Traditionally the notion of ‘business’ is perceived incongruent with the values of think tanks, writes Melanie Rayment. Those in academia, the third sector, and government policy makers often distinguish themselves in their pursuit of knowledge and positive social change from corporations, where values can be reinterpreted at the sight of poor economic performance.
As a think tanker, the reports you provide might appear like your product. However, what people are ‘investing in’ is your knowledge, answers to policymakers’ questions, public events, monitoring and evaluation of policy, and the constant development of knowledge and skills of your audiences in a cycle of co-creating value.

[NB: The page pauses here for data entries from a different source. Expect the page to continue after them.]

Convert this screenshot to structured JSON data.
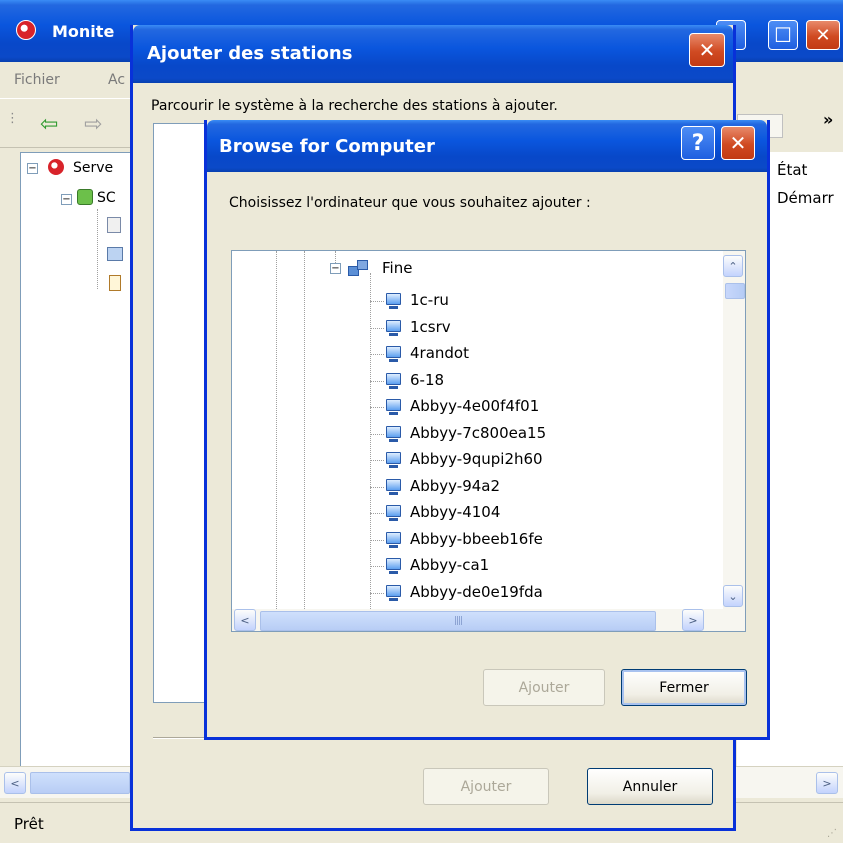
{
  "main_window": {
    "title": "Monite",
    "menu": [
      "Fichier",
      "Ac"
    ],
    "tree": [
      {
        "label": "Serve"
      },
      {
        "label": "SC"
      }
    ],
    "right_overflow": "»",
    "column_header": "État",
    "cell_value": "Démarr",
    "status": "Prêt"
  },
  "stations_dialog": {
    "title": "Ajouter des stations",
    "instruction": "Parcourir le système à la recherche des stations à ajouter.",
    "buttons": {
      "add": "Ajouter",
      "cancel": "Annuler"
    }
  },
  "browse_dialog": {
    "title": "Browse for Computer",
    "prompt": "Choisissez l'ordinateur que vous souhaitez ajouter :",
    "help": "?",
    "group": "Fine",
    "computers": [
      "1c-ru",
      "1csrv",
      "4randot",
      "6-18",
      "Abbyy-4e00f4f01",
      "Abbyy-7c800ea15",
      "Abbyy-9qupi2h60",
      "Abbyy-94a2",
      "Abbyy-4104",
      "Abbyy-bbeeb16fe",
      "Abbyy-ca1",
      "Abbyy-de0e19fda"
    ],
    "buttons": {
      "add": "Ajouter",
      "close": "Fermer"
    }
  },
  "icons": {
    "close": "✕",
    "maximize": "☐",
    "minimize": "_",
    "back": "⇦",
    "forward": "⇨"
  },
  "colors": {
    "titlebar_blue": "#0a56de",
    "close_red": "#d04a22",
    "window_bg": "#ece9d8"
  }
}
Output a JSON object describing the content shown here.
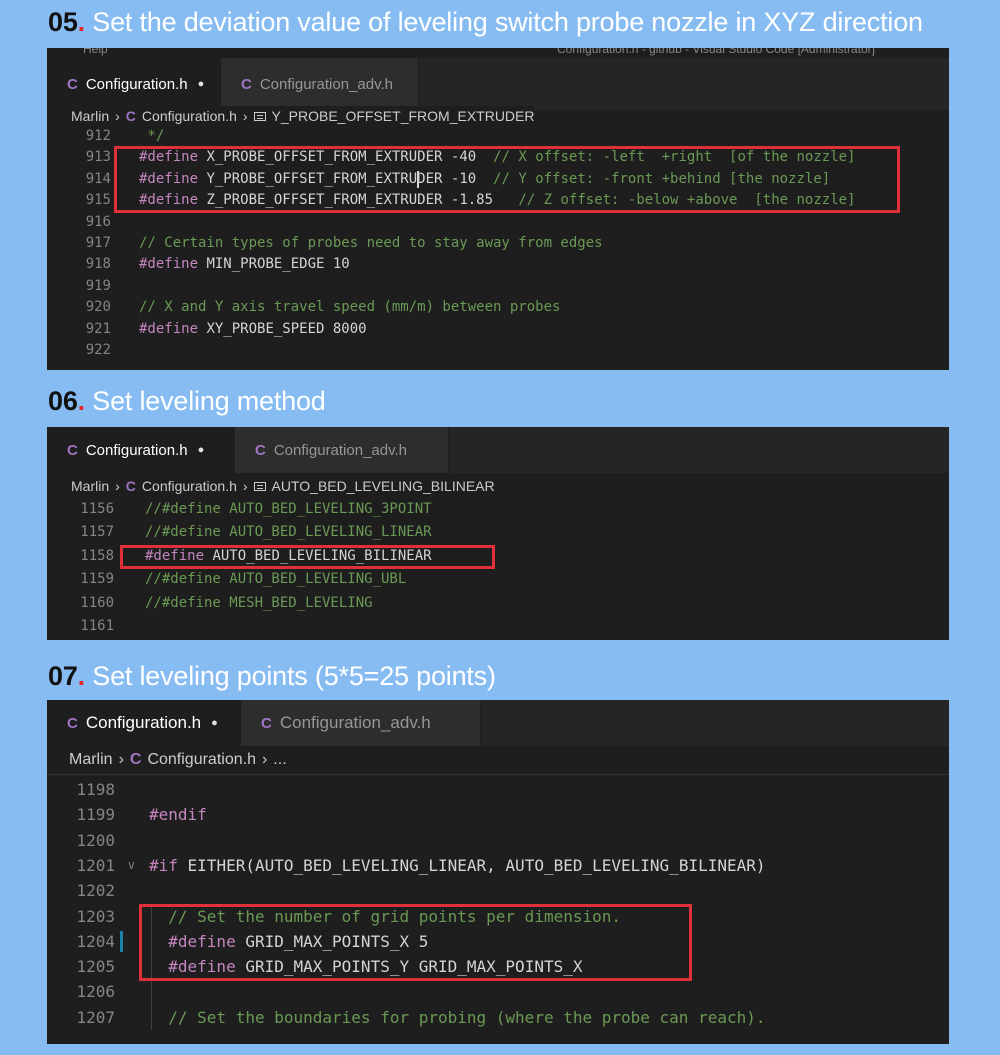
{
  "sections": [
    {
      "number": "05",
      "dot": ".",
      "title": "Set the deviation value of leveling switch probe nozzle in XYZ direction",
      "window_title": "Help",
      "window_title_right": "Configuration.h - github - Visual Studio Code [Administrator]",
      "tabs": [
        {
          "icon": "C",
          "label": "Configuration.h",
          "dirty": "●"
        },
        {
          "icon": "C",
          "label": "Configuration_adv.h"
        }
      ],
      "breadcrumb": {
        "root": "Marlin",
        "file": "Configuration.h",
        "symbol": "Y_PROBE_OFFSET_FROM_EXTRUDER"
      },
      "lines": [
        {
          "n": "912",
          "parts": [
            {
              "t": " */",
              "c": "cm"
            }
          ]
        },
        {
          "n": "913",
          "parts": [
            {
              "t": "#define",
              "c": "kw"
            },
            {
              "t": " X_PROBE_OFFSET_FROM_EXTRUDER ",
              "c": "pl"
            },
            {
              "t": "-40",
              "c": "pl"
            },
            {
              "t": "  // X offset: -left  +right  [of the nozzle]",
              "c": "cm"
            }
          ]
        },
        {
          "n": "914",
          "parts": [
            {
              "t": "#define",
              "c": "kw"
            },
            {
              "t": " Y_PROBE_OFFSET_FROM_EXTRUDER ",
              "c": "pl"
            },
            {
              "t": "-10",
              "c": "pl"
            },
            {
              "t": "  // Y offset: -front +behind [the nozzle]",
              "c": "cm"
            }
          ]
        },
        {
          "n": "915",
          "parts": [
            {
              "t": "#define",
              "c": "kw"
            },
            {
              "t": " Z_PROBE_OFFSET_FROM_EXTRUDER ",
              "c": "pl"
            },
            {
              "t": "-1.85",
              "c": "pl"
            },
            {
              "t": "   // Z offset: -below +above  [the nozzle]",
              "c": "cm"
            }
          ]
        },
        {
          "n": "916",
          "parts": []
        },
        {
          "n": "917",
          "parts": [
            {
              "t": "// Certain types of probes need to stay away from edges",
              "c": "cm"
            }
          ]
        },
        {
          "n": "918",
          "parts": [
            {
              "t": "#define",
              "c": "kw"
            },
            {
              "t": " MIN_PROBE_EDGE 10",
              "c": "pl"
            }
          ]
        },
        {
          "n": "919",
          "parts": []
        },
        {
          "n": "920",
          "parts": [
            {
              "t": "// X and Y axis travel speed (mm/m) between probes",
              "c": "cm"
            }
          ]
        },
        {
          "n": "921",
          "parts": [
            {
              "t": "#define",
              "c": "kw"
            },
            {
              "t": " XY_PROBE_SPEED 8000",
              "c": "pl"
            }
          ]
        },
        {
          "n": "922",
          "parts": []
        }
      ]
    },
    {
      "number": "06",
      "dot": ".",
      "title": "Set leveling method",
      "tabs": [
        {
          "icon": "C",
          "label": "Configuration.h",
          "dirty": "●"
        },
        {
          "icon": "C",
          "label": "Configuration_adv.h"
        }
      ],
      "breadcrumb": {
        "root": "Marlin",
        "file": "Configuration.h",
        "symbol": "AUTO_BED_LEVELING_BILINEAR"
      },
      "lines": [
        {
          "n": "1156",
          "parts": [
            {
              "t": "//#define AUTO_BED_LEVELING_3POINT",
              "c": "cm"
            }
          ]
        },
        {
          "n": "1157",
          "parts": [
            {
              "t": "//#define AUTO_BED_LEVELING_LINEAR",
              "c": "cm"
            }
          ]
        },
        {
          "n": "1158",
          "parts": [
            {
              "t": "#define",
              "c": "kw"
            },
            {
              "t": " AUTO_BED_LEVELING_BILINEAR",
              "c": "pl"
            }
          ]
        },
        {
          "n": "1159",
          "parts": [
            {
              "t": "//#define AUTO_BED_LEVELING_UBL",
              "c": "cm"
            }
          ]
        },
        {
          "n": "1160",
          "parts": [
            {
              "t": "//#define MESH_BED_LEVELING",
              "c": "cm"
            }
          ]
        },
        {
          "n": "1161",
          "parts": []
        }
      ]
    },
    {
      "number": "07",
      "dot": ".",
      "title": "Set leveling points (5*5=25 points)",
      "tabs": [
        {
          "icon": "C",
          "label": "Configuration.h",
          "dirty": "●"
        },
        {
          "icon": "C",
          "label": "Configuration_adv.h"
        }
      ],
      "breadcrumb": {
        "root": "Marlin",
        "file": "Configuration.h",
        "symbol": "..."
      },
      "lines": [
        {
          "n": "1198",
          "parts": []
        },
        {
          "n": "1199",
          "parts": [
            {
              "t": "#endif",
              "c": "kw"
            }
          ]
        },
        {
          "n": "1200",
          "parts": []
        },
        {
          "n": "1201",
          "parts": [
            {
              "t": "#if",
              "c": "kw"
            },
            {
              "t": " EITHER(AUTO_BED_LEVELING_LINEAR, AUTO_BED_LEVELING_BILINEAR)",
              "c": "pl"
            }
          ]
        },
        {
          "n": "1202",
          "parts": []
        },
        {
          "n": "1203",
          "parts": [
            {
              "t": "  // Set the number of grid points per dimension.",
              "c": "cm"
            }
          ]
        },
        {
          "n": "1204",
          "parts": [
            {
              "t": "  #define",
              "c": "kw"
            },
            {
              "t": " GRID_MAX_POINTS_X 5",
              "c": "pl"
            }
          ]
        },
        {
          "n": "1205",
          "parts": [
            {
              "t": "  #define",
              "c": "kw"
            },
            {
              "t": " GRID_MAX_POINTS_Y GRID_MAX_POINTS_X",
              "c": "pl"
            }
          ]
        },
        {
          "n": "1206",
          "parts": []
        },
        {
          "n": "1207",
          "parts": [
            {
              "t": "  // Set the boundaries for probing (where the probe can reach).",
              "c": "cm"
            }
          ]
        }
      ]
    }
  ],
  "colors": {
    "background": "#87bcf3",
    "editor_bg": "#1e1e1e",
    "highlight_box": "#e0303a",
    "keyword": "#c586c0",
    "comment": "#6a9955"
  }
}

Therefore, as people’s overall service expectations rise collectively in both our interactions with governments and business, so does the need for think tanks to address and analyse their level of ‘service’ to their audiences.